Task goal » Where the lines below hold images, skip those and copy every word exactly.

==============================

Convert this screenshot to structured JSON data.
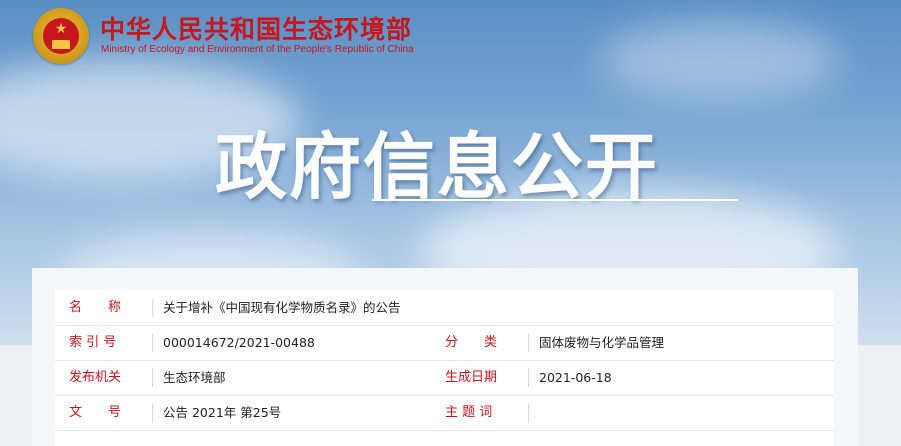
{
  "header": {
    "org_name_cn": "中华人民共和国生态环境部",
    "org_name_en": "Ministry of Ecology and Environment of the People's Republic of China",
    "emblem": "national-emblem-icon"
  },
  "banner": {
    "headline": "政府信息公开"
  },
  "info": {
    "name_label": "名　　称",
    "name_value": "关于增补《中国现有化学物质名录》的公告",
    "index_label": "索 引 号",
    "index_value": "000014672/2021-00488",
    "category_label": "分　　类",
    "category_value": "固体废物与化学品管理",
    "issuer_label": "发布机关",
    "issuer_value": "生态环境部",
    "date_label": "生成日期",
    "date_value": "2021-06-18",
    "doc_no_label": "文　　号",
    "doc_no_value": "公告 2021年 第25号",
    "keywords_label": "主 题 词",
    "keywords_value": ""
  },
  "colors": {
    "brand_red": "#c8161d",
    "sky_blue": "#5a8fc4"
  }
}
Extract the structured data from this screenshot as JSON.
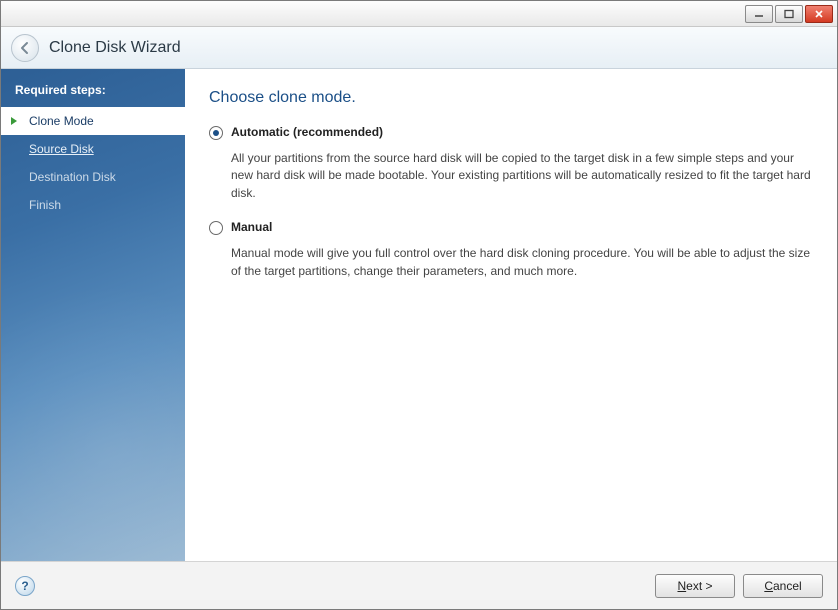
{
  "window": {
    "title": "Clone Disk Wizard"
  },
  "sidebar": {
    "header": "Required steps:",
    "steps": [
      {
        "label": "Clone Mode",
        "state": "active"
      },
      {
        "label": "Source Disk",
        "state": "link"
      },
      {
        "label": "Destination Disk",
        "state": "pending"
      },
      {
        "label": "Finish",
        "state": "pending"
      }
    ]
  },
  "main": {
    "title": "Choose clone mode.",
    "options": [
      {
        "label": "Automatic (recommended)",
        "description": "All your partitions from the source hard disk will be copied to the target disk in a few simple steps and your new hard disk will be made bootable. Your existing partitions will be automatically resized to fit the target hard disk.",
        "selected": true
      },
      {
        "label": "Manual",
        "description": "Manual mode will give you full control over the hard disk cloning procedure. You will be able to adjust the size of the target partitions, change their parameters, and much more.",
        "selected": false
      }
    ]
  },
  "footer": {
    "next": "Next >",
    "cancel": "Cancel",
    "help_char": "?"
  }
}
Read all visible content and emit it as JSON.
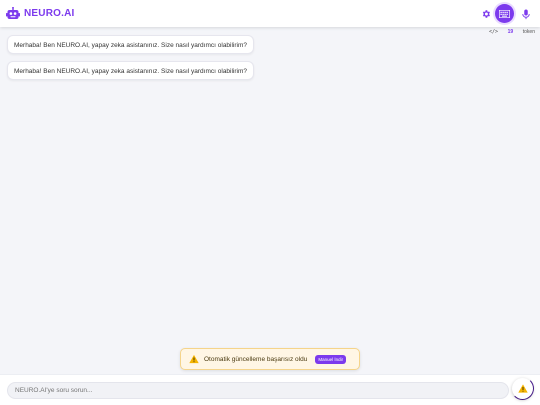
{
  "app": {
    "name": "NEURO.AI",
    "brand_color": "#7c3aed",
    "logo_icon": "robot-icon"
  },
  "header": {
    "settings_icon": "gear-icon",
    "keyboard_icon": "keyboard-icon",
    "mic_icon": "microphone-icon"
  },
  "token_counter": {
    "code_symbol": "</>",
    "count": "19",
    "label": "token"
  },
  "messages": [
    {
      "role": "assistant",
      "text": "Merhaba! Ben NEURO.AI, yapay zeka asistanınız. Size nasıl yardımcı olabilirim?"
    },
    {
      "role": "assistant",
      "text": "Merhaba! Ben NEURO.AI, yapay zeka asistanınız. Size nasıl yardımcı olabilirim?"
    }
  ],
  "toast": {
    "icon": "warning-icon",
    "text": "Otomatik güncelleme başarısız oldu",
    "button_label": "Manuel İndir"
  },
  "input": {
    "placeholder": "NEURO.AI'ye soru sorun...",
    "value": ""
  },
  "fab": {
    "icon": "warning-icon"
  }
}
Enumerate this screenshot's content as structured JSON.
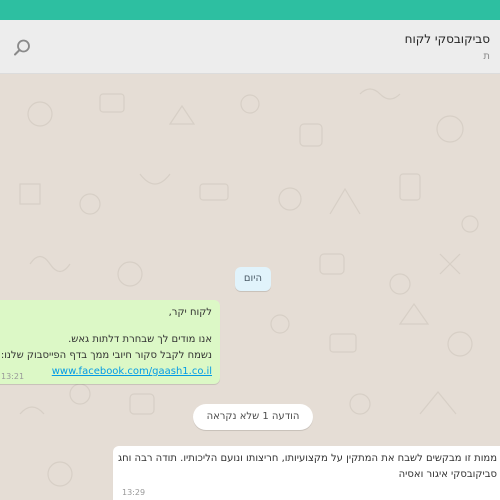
{
  "header": {
    "title": "סביקובסקי לקוח",
    "subtitle": "ת",
    "search_icon": "search-icon"
  },
  "chat": {
    "date_separator": "היום",
    "outgoing_message": {
      "line1": "לקוח יקר,",
      "line2": "אנו מודים לך שבחרת דלתות גאש.",
      "line3": "נשמח לקבל סקור חיובי ממך בדף הפייסבוק שלנו:",
      "link": "www.facebook.com/gaash1.co.il",
      "time": "13:21"
    },
    "unread_notice": "הודעה 1 שלא נקראה",
    "incoming_message": {
      "line1": "ממות זו מבקשים לשבח את המתקין על מקצועיותו, חריצותו ונועם הליכותיו. תודה רבה וחג",
      "line2": "סביקובסקי איגור ואסיה",
      "time": "13:29"
    }
  },
  "colors": {
    "topbar": "#2dbfa1",
    "header_bg": "#ededed",
    "wallpaper": "#e5ddd5",
    "outgoing_bubble": "#dcf8c6",
    "incoming_bubble": "#ffffff",
    "date_chip": "#e1f3fb",
    "link": "#039be5"
  }
}
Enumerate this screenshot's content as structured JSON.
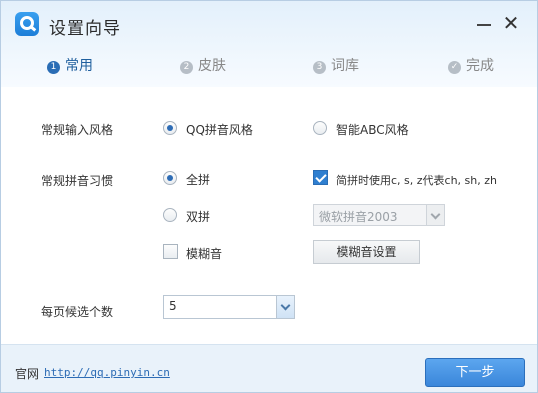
{
  "window": {
    "title": "设置向导",
    "logo_icon": "qq-pinyin-logo-icon",
    "minimize_icon": "minimize-icon",
    "close_label": "✕"
  },
  "steps": [
    {
      "num": "1",
      "label": "常用",
      "active": true
    },
    {
      "num": "2",
      "label": "皮肤",
      "active": false
    },
    {
      "num": "3",
      "label": "词库",
      "active": false
    },
    {
      "num": "✓",
      "label": "完成",
      "active": false
    }
  ],
  "input_style": {
    "label": "常规输入风格",
    "options": [
      {
        "label": "QQ拼音风格",
        "checked": true
      },
      {
        "label": "智能ABC风格",
        "checked": false
      }
    ]
  },
  "pinyin_habit": {
    "label": "常规拼音习惯",
    "full_pinyin": {
      "label": "全拼",
      "checked": true
    },
    "double_pinyin": {
      "label": "双拼",
      "checked": false
    },
    "fuzzy": {
      "label": "模糊音",
      "checked": false
    },
    "abbrev": {
      "label": "简拼时使用c, s, z代表ch, sh, zh",
      "checked": true
    },
    "double_scheme_select": {
      "value": "微软拼音2003",
      "disabled": true
    },
    "fuzzy_settings_button": "模糊音设置"
  },
  "candidates": {
    "label": "每页候选个数",
    "value": "5"
  },
  "footer": {
    "site_label": "官网",
    "site_url": "http://qq.pinyin.cn",
    "next_button": "下一步"
  },
  "colors": {
    "accent": "#2d6cb5",
    "header_bg": "#e3f0fb",
    "footer_bg": "#e9f2fa",
    "next_button": "#3a86da"
  }
}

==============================

Task output »
Convert this screenshot to structured JSON data.
{
  "header": {
    "org_name_cn": "中华人民共和国生态环境部",
    "org_name_en": "Ministry of Ecology and Environment of the People's Republic of China",
    "emblem": "national-emblem-icon"
  },
  "banner": {
    "headline": "政府信息公开"
  },
  "info": {
    "name_label": "名　　称",
    "name_value": "关于增补《中国现有化学物质名录》的公告",
    "index_label": "索 引 号",
    "index_value": "000014672/2021-00488",
    "category_label": "分　　类",
    "category_value": "固体废物与化学品管理",
    "issuer_label": "发布机关",
    "issuer_value": "生态环境部",
    "date_label": "生成日期",
    "date_value": "2021-06-18",
    "doc_no_label": "文　　号",
    "doc_no_value": "公告 2021年 第25号",
    "keywords_label": "主 题 词",
    "keywords_value": ""
  },
  "colors": {
    "brand_red": "#c8161d",
    "sky_blue": "#5a8fc4"
  }
}
Extract the structured data from this screenshot as JSON.
{
  "window": {
    "title": "Clone Disk Wizard"
  },
  "sidebar": {
    "header": "Required steps:",
    "steps": [
      {
        "label": "Clone Mode",
        "state": "active"
      },
      {
        "label": "Source Disk",
        "state": "link"
      },
      {
        "label": "Destination Disk",
        "state": "pending"
      },
      {
        "label": "Finish",
        "state": "pending"
      }
    ]
  },
  "main": {
    "title": "Choose clone mode.",
    "options": [
      {
        "label": "Automatic (recommended)",
        "description": "All your partitions from the source hard disk will be copied to the target disk in a few simple steps and your new hard disk will be made bootable. Your existing partitions will be automatically resized to fit the target hard disk.",
        "selected": true
      },
      {
        "label": "Manual",
        "description": "Manual mode will give you full control over the hard disk cloning procedure. You will be able to adjust the size of the target partitions, change their parameters, and much more.",
        "selected": false
      }
    ]
  },
  "footer": {
    "next": "Next >",
    "cancel": "Cancel",
    "help_char": "?"
  }
}
Read all visible content and emit it as JSON.
{
  "app": {
    "name": "NEURO.AI",
    "brand_color": "#7c3aed",
    "logo_icon": "robot-icon"
  },
  "header": {
    "settings_icon": "gear-icon",
    "keyboard_icon": "keyboard-icon",
    "mic_icon": "microphone-icon"
  },
  "token_counter": {
    "code_symbol": "</>",
    "count": "19",
    "label": "token"
  },
  "messages": [
    {
      "role": "assistant",
      "text": "Merhaba! Ben NEURO.AI, yapay zeka asistanınız. Size nasıl yardımcı olabilirim?"
    },
    {
      "role": "assistant",
      "text": "Merhaba! Ben NEURO.AI, yapay zeka asistanınız. Size nasıl yardımcı olabilirim?"
    }
  ],
  "toast": {
    "icon": "warning-icon",
    "text": "Otomatik güncelleme başarısız oldu",
    "button_label": "Manuel İndir"
  },
  "input": {
    "placeholder": "NEURO.AI'ye soru sorun...",
    "value": ""
  },
  "fab": {
    "icon": "warning-icon"
  }
}
Enumerate this screenshot's content as structured JSON.
{
  "header": {
    "title": "סביקובסקי לקוח",
    "subtitle": "ת",
    "search_icon": "search-icon"
  },
  "chat": {
    "date_separator": "היום",
    "outgoing_message": {
      "line1": "לקוח יקר,",
      "line2": "אנו מודים לך שבחרת דלתות גאש.",
      "line3": "נשמח לקבל סקור חיובי ממך בדף הפייסבוק שלנו:",
      "link": "www.facebook.com/gaash1.co.il",
      "time": "13:21"
    },
    "unread_notice": "הודעה 1 שלא נקראה",
    "incoming_message": {
      "line1": "ממות זו מבקשים לשבח את המתקין על מקצועיותו, חריצותו ונועם הליכותיו. תודה רבה וחג",
      "line2": "סביקובסקי איגור ואסיה",
      "time": "13:29"
    }
  },
  "colors": {
    "topbar": "#2dbfa1",
    "header_bg": "#ededed",
    "wallpaper": "#e5ddd5",
    "outgoing_bubble": "#dcf8c6",
    "incoming_bubble": "#ffffff",
    "date_chip": "#e1f3fb",
    "link": "#039be5"
  }
}
Enumerate this screenshot's content as structured JSON.
{
  "window": {
    "title": "设置向导",
    "logo_icon": "qq-pinyin-logo-icon",
    "minimize_icon": "minimize-icon",
    "close_label": "✕"
  },
  "steps": [
    {
      "num": "1",
      "label": "常用",
      "active": true
    },
    {
      "num": "2",
      "label": "皮肤",
      "active": false
    },
    {
      "num": "3",
      "label": "词库",
      "active": false
    },
    {
      "num": "✓",
      "label": "完成",
      "active": false
    }
  ],
  "input_style": {
    "label": "常规输入风格",
    "options": [
      {
        "label": "QQ拼音风格",
        "checked": true
      },
      {
        "label": "智能ABC风格",
        "checked": false
      }
    ]
  },
  "pinyin_habit": {
    "label": "常规拼音习惯",
    "full_pinyin": {
      "label": "全拼",
      "checked": true
    },
    "double_pinyin": {
      "label": "双拼",
      "checked": false
    },
    "fuzzy": {
      "label": "模糊音",
      "checked": false
    },
    "abbrev": {
      "label": "简拼时使用c, s, z代表ch, sh, zh",
      "checked": true
    },
    "double_scheme_select": {
      "value": "微软拼音2003",
      "disabled": true
    },
    "fuzzy_settings_button": "模糊音设置"
  },
  "candidates": {
    "label": "每页候选个数",
    "value": "5"
  },
  "footer": {
    "site_label": "官网",
    "site_url": "http://qq.pinyin.cn",
    "next_button": "下一步"
  },
  "colors": {
    "accent": "#2d6cb5",
    "header_bg": "#e3f0fb",
    "footer_bg": "#e9f2fa",
    "next_button": "#3a86da"
  }
}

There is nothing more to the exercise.